» Web page and app entries:
-*-

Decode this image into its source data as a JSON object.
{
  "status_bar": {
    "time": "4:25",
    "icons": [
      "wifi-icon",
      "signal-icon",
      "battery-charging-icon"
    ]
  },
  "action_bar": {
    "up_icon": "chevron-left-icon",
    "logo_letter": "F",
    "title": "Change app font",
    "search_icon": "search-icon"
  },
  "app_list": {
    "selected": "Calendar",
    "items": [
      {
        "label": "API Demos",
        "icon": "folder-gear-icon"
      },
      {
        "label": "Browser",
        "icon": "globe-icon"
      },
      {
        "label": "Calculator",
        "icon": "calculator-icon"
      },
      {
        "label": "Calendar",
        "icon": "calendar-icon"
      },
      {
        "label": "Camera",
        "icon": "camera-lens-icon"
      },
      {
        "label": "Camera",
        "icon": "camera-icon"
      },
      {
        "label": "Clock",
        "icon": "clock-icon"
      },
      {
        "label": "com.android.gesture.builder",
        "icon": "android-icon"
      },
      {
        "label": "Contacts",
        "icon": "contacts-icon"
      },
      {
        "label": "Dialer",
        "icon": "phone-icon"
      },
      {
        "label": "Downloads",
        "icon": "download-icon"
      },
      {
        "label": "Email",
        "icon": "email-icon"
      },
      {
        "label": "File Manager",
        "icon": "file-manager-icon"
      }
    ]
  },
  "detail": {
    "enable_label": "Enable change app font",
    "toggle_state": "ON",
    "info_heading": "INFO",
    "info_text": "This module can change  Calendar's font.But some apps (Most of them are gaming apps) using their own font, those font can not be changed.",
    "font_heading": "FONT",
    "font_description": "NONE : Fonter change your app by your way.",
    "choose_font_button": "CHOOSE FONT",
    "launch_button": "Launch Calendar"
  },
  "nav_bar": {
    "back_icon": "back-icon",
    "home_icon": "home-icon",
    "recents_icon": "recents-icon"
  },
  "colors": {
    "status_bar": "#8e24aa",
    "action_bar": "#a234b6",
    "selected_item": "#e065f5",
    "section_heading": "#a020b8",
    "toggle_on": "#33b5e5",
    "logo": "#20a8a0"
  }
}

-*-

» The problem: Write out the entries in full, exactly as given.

» Expected answer:
Decode this image into its source data as a JSON object.
{
  "status_bar": {
    "time": "4:25",
    "icons": [
      "wifi-icon",
      "signal-icon",
      "battery-charging-icon"
    ]
  },
  "action_bar": {
    "up_icon": "chevron-left-icon",
    "logo_letter": "F",
    "title": "Change app font",
    "search_icon": "search-icon"
  },
  "app_list": {
    "selected": "Calendar",
    "items": [
      {
        "label": "API Demos",
        "icon": "folder-gear-icon"
      },
      {
        "label": "Browser",
        "icon": "globe-icon"
      },
      {
        "label": "Calculator",
        "icon": "calculator-icon"
      },
      {
        "label": "Calendar",
        "icon": "calendar-icon"
      },
      {
        "label": "Camera",
        "icon": "camera-lens-icon"
      },
      {
        "label": "Camera",
        "icon": "camera-icon"
      },
      {
        "label": "Clock",
        "icon": "clock-icon"
      },
      {
        "label": "com.android.gesture.builder",
        "icon": "android-icon"
      },
      {
        "label": "Contacts",
        "icon": "contacts-icon"
      },
      {
        "label": "Dialer",
        "icon": "phone-icon"
      },
      {
        "label": "Downloads",
        "icon": "download-icon"
      },
      {
        "label": "Email",
        "icon": "email-icon"
      },
      {
        "label": "File Manager",
        "icon": "file-manager-icon"
      }
    ]
  },
  "detail": {
    "enable_label": "Enable change app font",
    "toggle_state": "ON",
    "info_heading": "INFO",
    "info_text": "This module can change  Calendar's font.But some apps (Most of them are gaming apps) using their own font, those font can not be changed.",
    "font_heading": "FONT",
    "font_description": "NONE : Fonter change your app by your way.",
    "choose_font_button": "CHOOSE FONT",
    "launch_button": "Launch Calendar"
  },
  "nav_bar": {
    "back_icon": "back-icon",
    "home_icon": "home-icon",
    "recents_icon": "recents-icon"
  },
  "colors": {
    "status_bar": "#8e24aa",
    "action_bar": "#a234b6",
    "selected_item": "#e065f5",
    "section_heading": "#a020b8",
    "toggle_on": "#33b5e5",
    "logo": "#20a8a0"
  }
}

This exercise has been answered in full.